Straight reportage, as most folks think of it, doesn’t exist. You can’t unbias yourself so you go for objectivity. That’s hard too because we all have a dog in that fight, and if you don’t, your work tends to be boring. So, I’ve decided we’d err on the side of acknowledging our bias, which is decidedly pro-Akron. I want to be fair to all people and every side and so on and so forth, but if we pass judgment on a topic it’s going to be whether it’s good for Akron or not. Hell, if we even pursue a story, that’s the end goal: To know whether it’s good for Akron. That said, I think cheerleading, which I consider to be blind loyalty, can be dumb and dangerous. I want The Devil Strip to be a little more about tough love than that. Sometimes, you have to speak truth to power and the truth can hurt, but in the end, it makes the community stronger. The danger in cheerleading–trying not to hurt feelings–is that you end up with mediocrity at best. Who wants to live in that city?

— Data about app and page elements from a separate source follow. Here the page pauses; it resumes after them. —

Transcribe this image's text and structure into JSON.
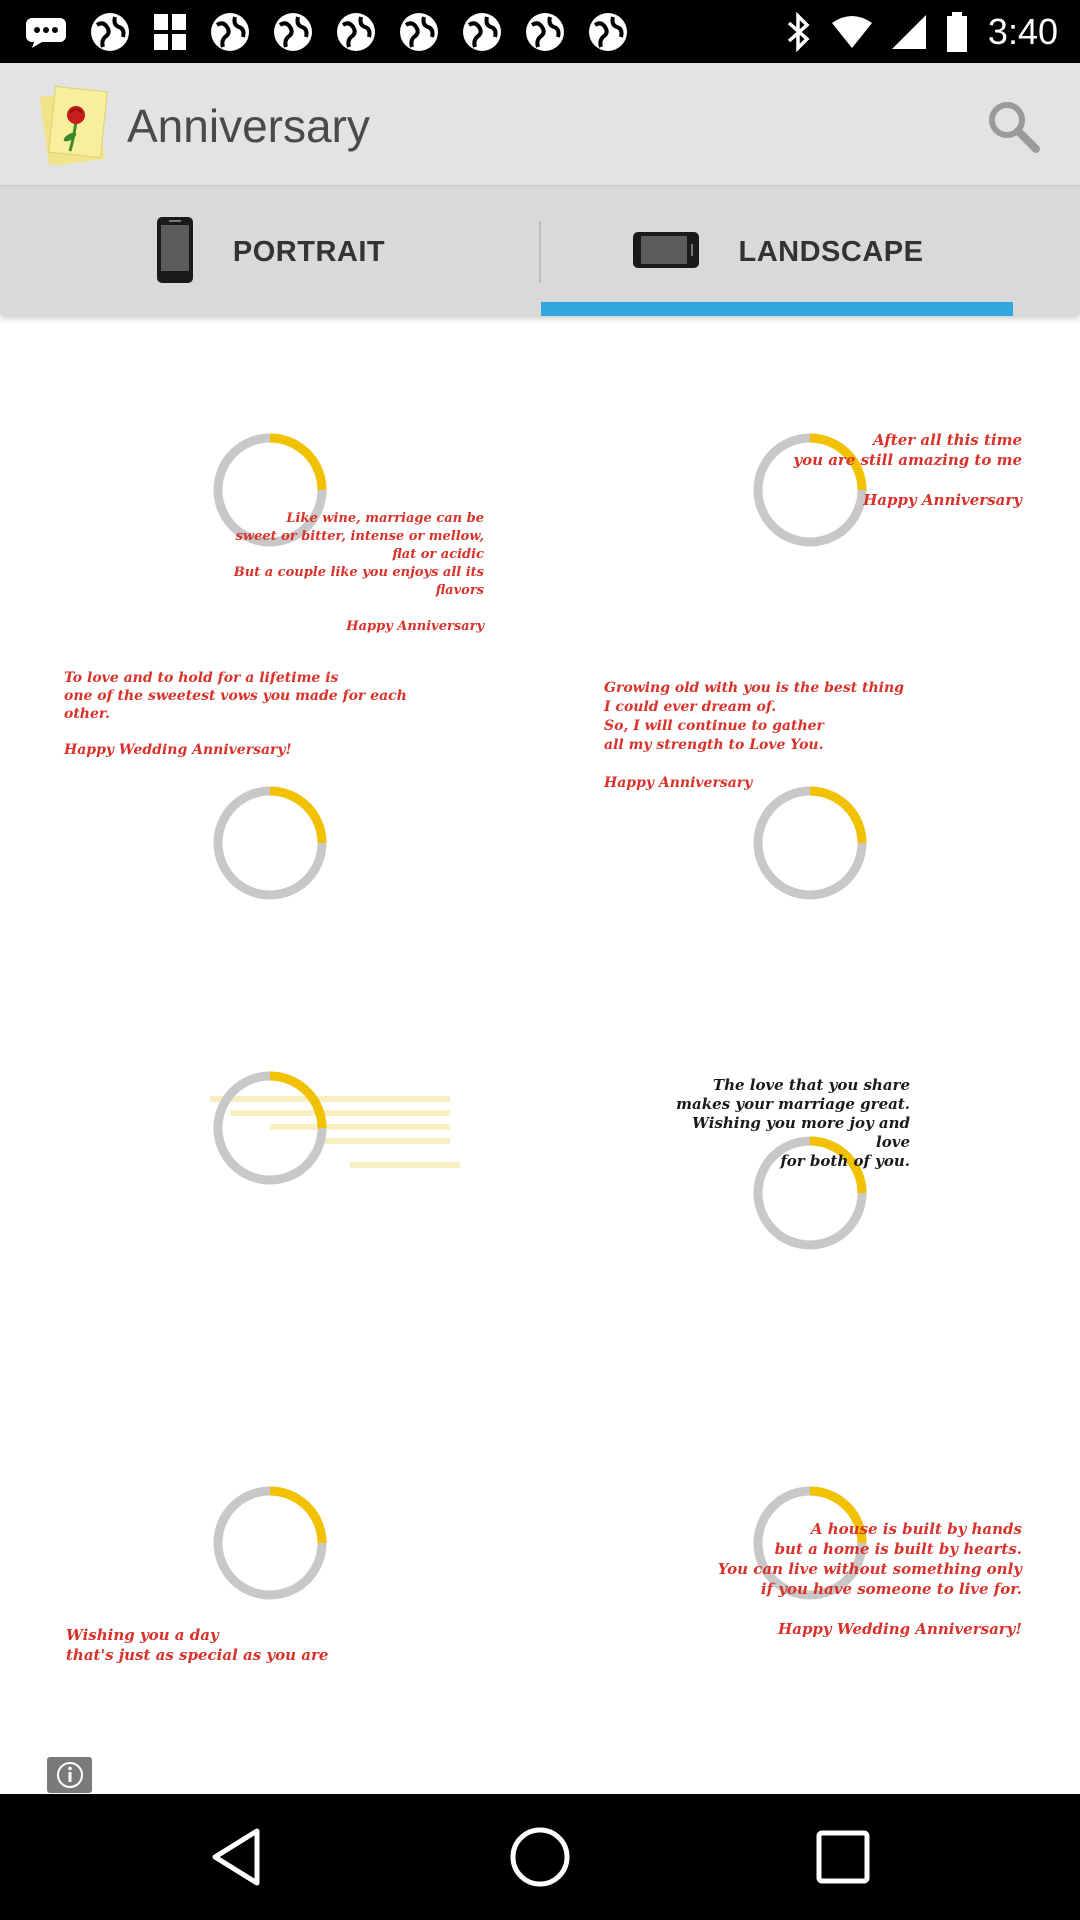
{
  "status_bar": {
    "time": "3:40",
    "notification_icons": [
      "globe-icon",
      "globe-icon",
      "grid-icon",
      "globe-icon",
      "globe-icon",
      "globe-icon",
      "globe-icon",
      "globe-icon",
      "globe-icon",
      "globe-icon"
    ]
  },
  "app_bar": {
    "title": "Anniversary",
    "logo_icon": "rose-card-icon",
    "search_icon": "search-icon"
  },
  "tabs": [
    {
      "label": "PORTRAIT",
      "icon": "phone-portrait-icon",
      "selected": false
    },
    {
      "label": "LANDSCAPE",
      "icon": "phone-landscape-icon",
      "selected": true
    }
  ],
  "colors": {
    "accent": "#33a6df",
    "greeting_text": "#d8322a",
    "spinner_track": "#c8c8c8",
    "spinner_arc": "#f2c200"
  },
  "cards": [
    {
      "text": "Like wine, marriage can be\nsweet or bitter, intense or mellow, flat or acidic\nBut a couple like you enjoys all its flavors\n\nHappy Anniversary",
      "faded": false
    },
    {
      "text": "After all this time\nyou are still amazing to me\n\nHappy Anniversary",
      "faded": false
    },
    {
      "text": "To love and to hold for a lifetime is\none of the sweetest vows you made for each other.\n\nHappy Wedding Anniversary!",
      "faded": false
    },
    {
      "text": "Growing old with you is the best thing\nI could ever dream of.\nSo, I will continue to gather\nall my strength to Love You.\n\nHappy Anniversary",
      "faded": false
    },
    {
      "text": "",
      "faded": true
    },
    {
      "text": "The love that you share\nmakes your marriage great.\nWishing you more joy and love\nfor both of you.",
      "faded": false
    },
    {
      "text": "Wishing you a day\nthat's just as special as you are",
      "faded": false
    },
    {
      "text": "A house is built by hands\nbut a home is built by hearts.\nYou can live without something only\nif you have someone to live for.\n\nHappy Wedding Anniversary!",
      "faded": false
    }
  ],
  "info_icon": "info-icon",
  "nav_bar": {
    "back_icon": "back-triangle-icon",
    "home_icon": "home-circle-icon",
    "recents_icon": "recents-square-icon"
  }
}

Arts aside, the Devil Strip took the initiative in reporting on the missteps of the new leadership at the University of Akron (seems like the Akron Beacon Journal was sleeping through the warning signs, and only woke up in time to follow your lead). What has this meant for you and your team? Was it a defining scoop?
It’s been a double-edged sword. Like I said earlier, I always figured we’d do serious reporting. However, I didn’t anticipate it happening so soon. In the end, the UA reporting has probably cost me as much financially as it has gained the magazine in reputation. That’s not because certain advertisers avoid us now–maybe some do, I haven’t heard of any–but because it kept me from calling on advertisers at all. I was already putting in 60-70 hours a week to keep the magazine going and when I got into those first few stories, I just didn’t sleep for like two weeks. I’ve worked in a newsroom for a daily paper and I’ve worked alongside reporters at TV stations, and the demands on them to turn stories daily is pretty intense, but this was unlike anything else I’d experienced. It isn’t a model for good reporting or for good storytelling, so it isn’t anything I want to repeat. That said, it taught me plenty about preparing for the next set of stories we pursue.
Working on any stories right now that’ll blow our minds?
Yup! I think the aforementioned special team project will be a big deal when it’s ready. And we’ve got our sights set on a couple of non-UA stories that are pretty vital to the city’s future.